Items from an interface collection:
________

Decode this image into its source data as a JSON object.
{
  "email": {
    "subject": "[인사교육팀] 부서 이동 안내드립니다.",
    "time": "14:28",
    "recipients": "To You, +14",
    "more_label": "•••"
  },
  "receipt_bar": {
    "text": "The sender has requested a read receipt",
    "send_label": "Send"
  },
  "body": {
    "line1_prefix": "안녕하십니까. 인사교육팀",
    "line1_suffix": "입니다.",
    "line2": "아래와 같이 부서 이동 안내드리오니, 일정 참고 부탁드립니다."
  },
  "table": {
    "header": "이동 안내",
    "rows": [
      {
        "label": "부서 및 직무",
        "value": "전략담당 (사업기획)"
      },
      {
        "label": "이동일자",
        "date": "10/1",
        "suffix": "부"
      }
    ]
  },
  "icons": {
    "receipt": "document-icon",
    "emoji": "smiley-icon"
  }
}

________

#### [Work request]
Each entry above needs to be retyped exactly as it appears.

#### [Answer section]
Decode this image into its source data as a JSON object.
{
  "email": {
    "subject": "[인사교육팀] 부서 이동 안내드립니다.",
    "time": "14:28",
    "recipients": "To You, +14",
    "more_label": "•••"
  },
  "receipt_bar": {
    "text": "The sender has requested a read receipt",
    "send_label": "Send"
  },
  "body": {
    "line1_prefix": "안녕하십니까. 인사교육팀",
    "line1_suffix": "입니다.",
    "line2": "아래와 같이 부서 이동 안내드리오니, 일정 참고 부탁드립니다."
  },
  "table": {
    "header": "이동 안내",
    "rows": [
      {
        "label": "부서 및 직무",
        "value": "전략담당 (사업기획)"
      },
      {
        "label": "이동일자",
        "date": "10/1",
        "suffix": "부"
      }
    ]
  },
  "icons": {
    "receipt": "document-icon",
    "emoji": "smiley-icon"
  }
}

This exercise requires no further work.